Are sex robots a great development or a dangerous sign of the times? Will marriage to robots someday be legal? And how about those new gadgets, like an electronic kissing machine?
The many facets of sex dolls, electronic robots, and new interactive sex toys were the focus of the Second International Congress on Love and Sex With Robots held December 19 and 20 at the Goldsmiths campus of the University of London.
Sex robots have been hotly debated. Some see them as beneficial for people who are lonely, who have recently lost a loved one, or have disabilities. Genevieve Liveley, professor at the University of Bristol, mapped out two opposing views: David Levy, author of the 2007 best-seller Love and Sex With Robots has argued that by using sex robots, "many who would otherwise have become social misfits, social outcasts, or even worse, will instead be better-balanced human beings." But British professor Kathleen Richardson, a co-founder of the Campaign Against Sex Robots, has countered that sex dolls objectify women, and that using sex dolls to help pedophiles and rapists displace their darker impulses is a bad idea: "people who can't make human connections - they need therapy, not dolls."
A new kissing device delighted the audience at the conference who ran up to try it out. Emma Yann Zhang of the City University, London along with several colleagues has developed a whimsical and fun real-time, multisensory kissing device that lets couples and family members transmit kisses over a distance. In a demonstration, when a person pressed her lips into a sensor-laden pad, the feel of the kiss was transmitted to the second person holding another pad. When asked if it felt like a real kiss, "It wasn't wet!" noted the recipient, smiling.
Sometime in the future, the Kissenger machine may be embedded in sex dolls, making them seem even more real. Said Zhang, the device could also be helpful to users of online dating websites to gauge how good a kisser their potential partner would be.
But new sex toys could also have unexpected drawbacks.

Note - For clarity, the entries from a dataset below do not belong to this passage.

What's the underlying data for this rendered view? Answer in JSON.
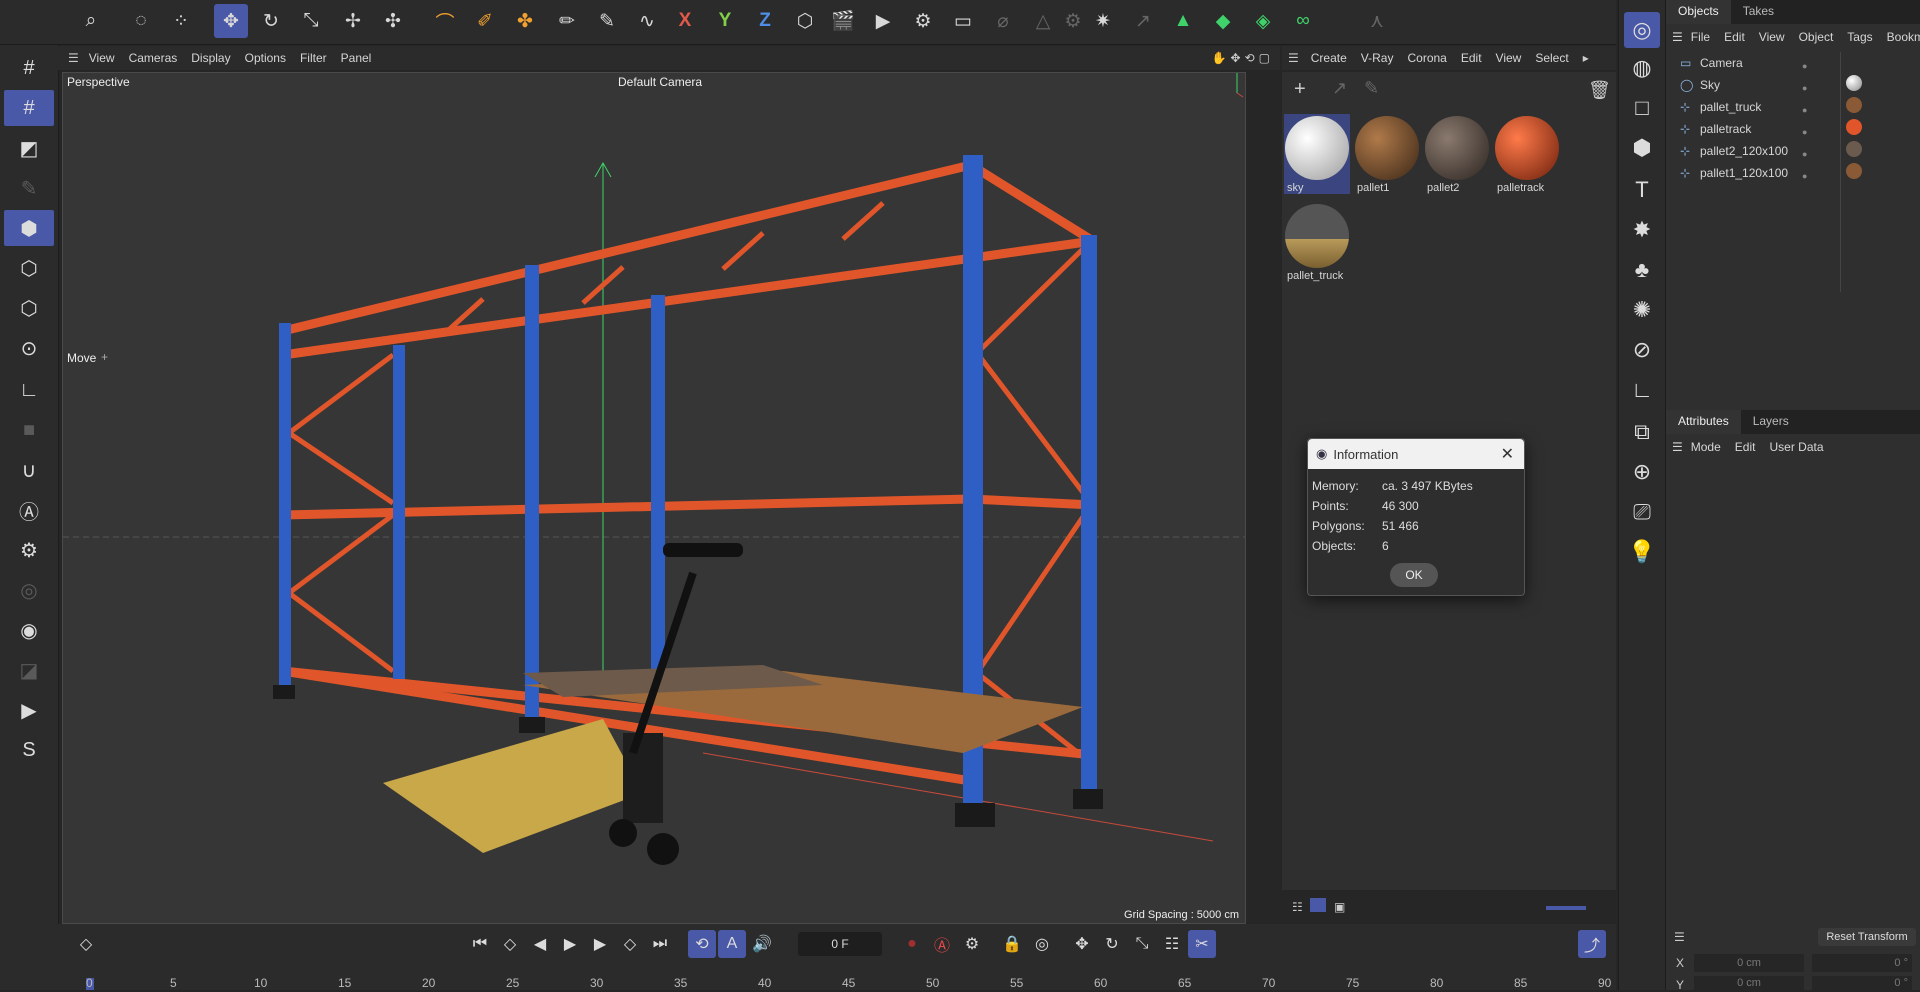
{
  "top_menu": {
    "view": "View",
    "cameras": "Cameras",
    "display": "Display",
    "options": "Options",
    "filter": "Filter",
    "panel": "Panel"
  },
  "viewport": {
    "name": "Perspective",
    "camera": "Default Camera",
    "tool": "Move",
    "grid_spacing": "Grid Spacing : 5000 cm"
  },
  "material_menu": {
    "create": "Create",
    "vray": "V-Ray",
    "corona": "Corona",
    "edit": "Edit",
    "view": "View",
    "select": "Select"
  },
  "materials": [
    {
      "name": "sky",
      "color": "#e8e8e8"
    },
    {
      "name": "pallet1",
      "color": "#8a5a36"
    },
    {
      "name": "pallet2",
      "color": "#6b5a4e"
    },
    {
      "name": "palletrack",
      "color": "#e0562a"
    },
    {
      "name": "pallet_truck",
      "color": "#4a4a4a"
    }
  ],
  "objects_tabs": {
    "objects": "Objects",
    "takes": "Takes"
  },
  "objects_menu": {
    "file": "File",
    "edit": "Edit",
    "view": "View",
    "object": "Object",
    "tags": "Tags",
    "bookmarks": "Bookm"
  },
  "objects": [
    {
      "name": "Camera",
      "icon": "camera-icon"
    },
    {
      "name": "Sky",
      "icon": "sky-icon"
    },
    {
      "name": "pallet_truck",
      "icon": "null-object-icon"
    },
    {
      "name": "palletrack",
      "icon": "null-object-icon"
    },
    {
      "name": "pallet2_120x100",
      "icon": "null-object-icon"
    },
    {
      "name": "pallet1_120x100",
      "icon": "null-object-icon"
    }
  ],
  "attributes_tabs": {
    "attributes": "Attributes",
    "layers": "Layers"
  },
  "attributes_menu": {
    "mode": "Mode",
    "edit": "Edit",
    "user_data": "User Data"
  },
  "transform": {
    "reset": "Reset Transform",
    "x_label": "X",
    "y_label": "Y",
    "x_value": "0 cm",
    "y_value": "0 cm",
    "x_rot": "0 °",
    "y_rot": "0 °"
  },
  "dialog": {
    "title": "Information",
    "rows": [
      {
        "label": "Memory:",
        "value": "ca. 3 497 KBytes"
      },
      {
        "label": "Points:",
        "value": "46 300"
      },
      {
        "label": "Polygons:",
        "value": "51 466"
      },
      {
        "label": "Objects:",
        "value": "6"
      }
    ],
    "ok": "OK"
  },
  "timeline": {
    "frame": "0 F",
    "ticks": [
      "0",
      "5",
      "10",
      "15",
      "20",
      "25",
      "30",
      "35",
      "40",
      "45",
      "50",
      "55",
      "60",
      "65",
      "70",
      "75",
      "80",
      "85",
      "90"
    ]
  },
  "colors": {
    "accent": "#4a58a8",
    "rack_orange": "#e0562a",
    "rack_blue": "#2f5fc4",
    "axis_green": "#3fd26a"
  }
}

Kate Devlin, professor in the Department of Computing at Goldsmiths drew attention to a class-action lawsuit launched by an American woman against the manufacturer of the We-Vibe vibrator--a sex toy that is smartphone controlled. Turns out the Canadian-based company was violating personal privacy by collecting intimate data about the users, including the vibration settings and temperature of the device.

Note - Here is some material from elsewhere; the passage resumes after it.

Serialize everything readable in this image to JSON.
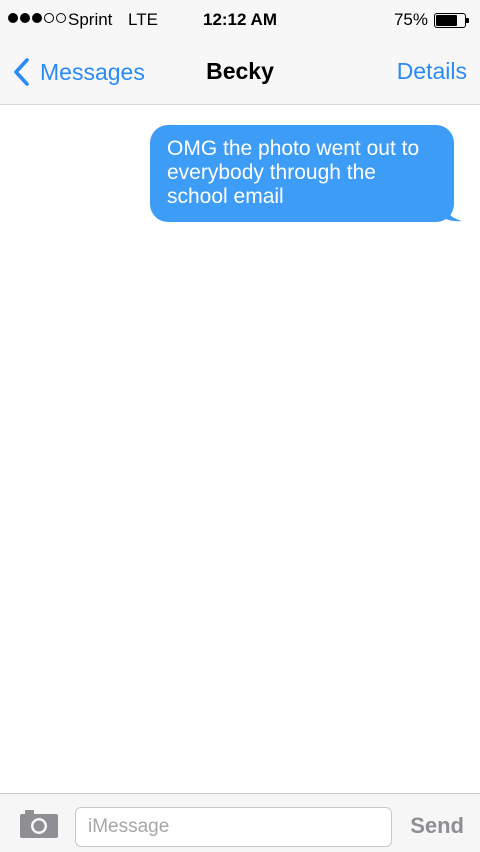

State University of New York professor Julie Wosk, writer of this Huffington Post blog, described "A New Breed of Sex Robots" in films, television series, and plays. In her recent book My Fair Ladies: Female Robots, Androids, and Other Artificial Eves, Dr. Wosk cited men's quest to create a robot in the guise of "The Perfect Woman"--a robot like the ones in The Stepford Wives films that were sexy, soothing, compliant, and never had any needs or ambitions of their own. But in today's films like Ex Machina, and in television series like the hugely popular Westworld and Humans, female robots go rogue--sometimes even committing murder in order to retaliate against abuse or to gain their own freedom.
Speakers and the audience raised tantalizing questions. For people with very busy lives, would sex robots be an occasional alternative to help make marriages easier? What do we think about a recent robot clone of film actress Scarlett Johansson, who played the warm and seductive voice of the operating system in the movie Her ?
Should we be concerned with ethical issues, like the ones raised by Swiss professor Dr. Oliver Bendel about whether sex robots have the right to say "no" to certain extreme requests? Do we agree with David Levy who has provocatively predicted that with the fast pace of robot development, marriage to robots will be legal in the year 2050, if not sooner? For that, we'll have to wait and see.